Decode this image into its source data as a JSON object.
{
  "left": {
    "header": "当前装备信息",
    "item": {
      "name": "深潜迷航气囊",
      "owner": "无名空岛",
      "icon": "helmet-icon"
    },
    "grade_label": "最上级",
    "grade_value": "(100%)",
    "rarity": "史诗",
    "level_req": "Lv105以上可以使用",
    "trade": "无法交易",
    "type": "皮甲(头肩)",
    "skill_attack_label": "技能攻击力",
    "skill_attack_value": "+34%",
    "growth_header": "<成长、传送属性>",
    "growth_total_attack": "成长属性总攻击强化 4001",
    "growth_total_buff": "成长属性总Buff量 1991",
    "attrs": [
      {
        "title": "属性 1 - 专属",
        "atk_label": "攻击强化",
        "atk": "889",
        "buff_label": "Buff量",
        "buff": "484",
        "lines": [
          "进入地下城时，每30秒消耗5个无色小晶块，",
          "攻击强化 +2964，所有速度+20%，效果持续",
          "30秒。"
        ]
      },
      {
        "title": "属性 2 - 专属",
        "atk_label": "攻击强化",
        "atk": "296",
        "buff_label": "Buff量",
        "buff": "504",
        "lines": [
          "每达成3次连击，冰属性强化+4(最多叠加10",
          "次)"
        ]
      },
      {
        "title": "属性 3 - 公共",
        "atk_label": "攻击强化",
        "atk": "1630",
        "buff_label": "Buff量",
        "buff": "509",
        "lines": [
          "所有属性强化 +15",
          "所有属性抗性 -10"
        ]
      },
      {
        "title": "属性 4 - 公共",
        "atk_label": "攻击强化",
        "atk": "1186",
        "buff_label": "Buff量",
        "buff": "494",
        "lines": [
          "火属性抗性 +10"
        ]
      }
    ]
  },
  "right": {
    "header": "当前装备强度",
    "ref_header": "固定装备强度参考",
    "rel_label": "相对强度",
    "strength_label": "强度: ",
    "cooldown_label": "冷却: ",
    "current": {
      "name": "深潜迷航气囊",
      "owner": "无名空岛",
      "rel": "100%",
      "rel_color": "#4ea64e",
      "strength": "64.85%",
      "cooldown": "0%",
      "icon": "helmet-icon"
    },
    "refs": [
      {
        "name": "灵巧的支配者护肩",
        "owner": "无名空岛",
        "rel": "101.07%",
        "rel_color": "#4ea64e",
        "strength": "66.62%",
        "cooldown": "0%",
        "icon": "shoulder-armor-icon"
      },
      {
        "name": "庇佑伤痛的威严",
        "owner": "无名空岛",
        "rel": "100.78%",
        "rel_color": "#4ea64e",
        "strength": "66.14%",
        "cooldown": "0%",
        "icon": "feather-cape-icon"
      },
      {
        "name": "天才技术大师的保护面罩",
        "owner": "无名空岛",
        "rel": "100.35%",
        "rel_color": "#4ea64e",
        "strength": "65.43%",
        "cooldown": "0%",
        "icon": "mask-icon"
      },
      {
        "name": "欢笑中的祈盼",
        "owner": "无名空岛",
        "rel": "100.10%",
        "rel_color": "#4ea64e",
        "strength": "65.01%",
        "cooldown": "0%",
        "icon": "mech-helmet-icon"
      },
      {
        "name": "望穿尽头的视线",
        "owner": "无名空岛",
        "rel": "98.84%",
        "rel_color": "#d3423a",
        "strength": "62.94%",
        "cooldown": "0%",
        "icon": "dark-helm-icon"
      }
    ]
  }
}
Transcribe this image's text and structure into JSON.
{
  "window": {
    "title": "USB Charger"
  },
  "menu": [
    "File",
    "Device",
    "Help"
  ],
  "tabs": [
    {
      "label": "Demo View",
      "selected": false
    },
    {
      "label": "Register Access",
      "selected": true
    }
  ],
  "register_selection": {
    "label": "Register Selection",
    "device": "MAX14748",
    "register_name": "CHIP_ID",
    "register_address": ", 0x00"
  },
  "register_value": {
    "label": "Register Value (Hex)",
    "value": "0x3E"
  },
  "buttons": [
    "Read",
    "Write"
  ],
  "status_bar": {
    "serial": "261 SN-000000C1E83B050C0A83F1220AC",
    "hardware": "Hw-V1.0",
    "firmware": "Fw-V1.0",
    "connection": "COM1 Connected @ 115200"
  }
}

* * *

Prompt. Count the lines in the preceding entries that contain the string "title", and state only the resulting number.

Exercise answer. 5